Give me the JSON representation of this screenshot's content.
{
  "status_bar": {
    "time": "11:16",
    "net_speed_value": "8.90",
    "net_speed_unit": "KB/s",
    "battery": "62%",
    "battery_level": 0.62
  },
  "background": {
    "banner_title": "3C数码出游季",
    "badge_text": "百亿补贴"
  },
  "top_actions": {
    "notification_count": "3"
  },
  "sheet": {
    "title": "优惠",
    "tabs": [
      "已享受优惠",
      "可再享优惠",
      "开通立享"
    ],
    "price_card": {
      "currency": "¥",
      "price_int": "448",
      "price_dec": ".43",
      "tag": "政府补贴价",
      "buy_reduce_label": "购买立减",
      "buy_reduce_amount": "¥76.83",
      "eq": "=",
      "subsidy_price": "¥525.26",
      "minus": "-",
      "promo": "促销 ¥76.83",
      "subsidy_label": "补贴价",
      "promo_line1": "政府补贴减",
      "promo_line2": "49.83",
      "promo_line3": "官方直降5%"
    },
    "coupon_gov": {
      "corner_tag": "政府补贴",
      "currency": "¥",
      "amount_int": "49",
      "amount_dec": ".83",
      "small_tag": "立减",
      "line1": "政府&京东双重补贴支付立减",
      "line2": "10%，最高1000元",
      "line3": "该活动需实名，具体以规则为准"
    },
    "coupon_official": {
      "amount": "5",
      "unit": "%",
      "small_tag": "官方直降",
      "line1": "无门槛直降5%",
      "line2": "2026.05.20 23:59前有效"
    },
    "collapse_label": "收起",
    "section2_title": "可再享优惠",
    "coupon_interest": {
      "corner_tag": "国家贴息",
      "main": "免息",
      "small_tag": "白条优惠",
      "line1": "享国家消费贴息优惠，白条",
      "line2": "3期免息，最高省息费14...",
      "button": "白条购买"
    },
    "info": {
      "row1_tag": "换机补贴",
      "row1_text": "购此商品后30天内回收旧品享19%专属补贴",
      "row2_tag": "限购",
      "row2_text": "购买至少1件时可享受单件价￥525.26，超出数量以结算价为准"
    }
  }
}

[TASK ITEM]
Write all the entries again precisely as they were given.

[SOLUTION FOR THIS EXERCISE]
Give me the JSON representation of this screenshot's content.
{
  "status_bar": {
    "time": "11:16",
    "net_speed_value": "8.90",
    "net_speed_unit": "KB/s",
    "battery": "62%",
    "battery_level": 0.62
  },
  "background": {
    "banner_title": "3C数码出游季",
    "badge_text": "百亿补贴"
  },
  "top_actions": {
    "notification_count": "3"
  },
  "sheet": {
    "title": "优惠",
    "tabs": [
      "已享受优惠",
      "可再享优惠",
      "开通立享"
    ],
    "price_card": {
      "currency": "¥",
      "price_int": "448",
      "price_dec": ".43",
      "tag": "政府补贴价",
      "buy_reduce_label": "购买立减",
      "buy_reduce_amount": "¥76.83",
      "eq": "=",
      "subsidy_price": "¥525.26",
      "minus": "-",
      "promo": "促销 ¥76.83",
      "subsidy_label": "补贴价",
      "promo_line1": "政府补贴减",
      "promo_line2": "49.83",
      "promo_line3": "官方直降5%"
    },
    "coupon_gov": {
      "corner_tag": "政府补贴",
      "currency": "¥",
      "amount_int": "49",
      "amount_dec": ".83",
      "small_tag": "立减",
      "line1": "政府&京东双重补贴支付立减",
      "line2": "10%，最高1000元",
      "line3": "该活动需实名，具体以规则为准"
    },
    "coupon_official": {
      "amount": "5",
      "unit": "%",
      "small_tag": "官方直降",
      "line1": "无门槛直降5%",
      "line2": "2026.05.20 23:59前有效"
    },
    "collapse_label": "收起",
    "section2_title": "可再享优惠",
    "coupon_interest": {
      "corner_tag": "国家贴息",
      "main": "免息",
      "small_tag": "白条优惠",
      "line1": "享国家消费贴息优惠，白条",
      "line2": "3期免息，最高省息费14...",
      "button": "白条购买"
    },
    "info": {
      "row1_tag": "换机补贴",
      "row1_text": "购此商品后30天内回收旧品享19%专属补贴",
      "row2_tag": "限购",
      "row2_text": "购买至少1件时可享受单件价￥525.26，超出数量以结算价为准"
    }
  }
}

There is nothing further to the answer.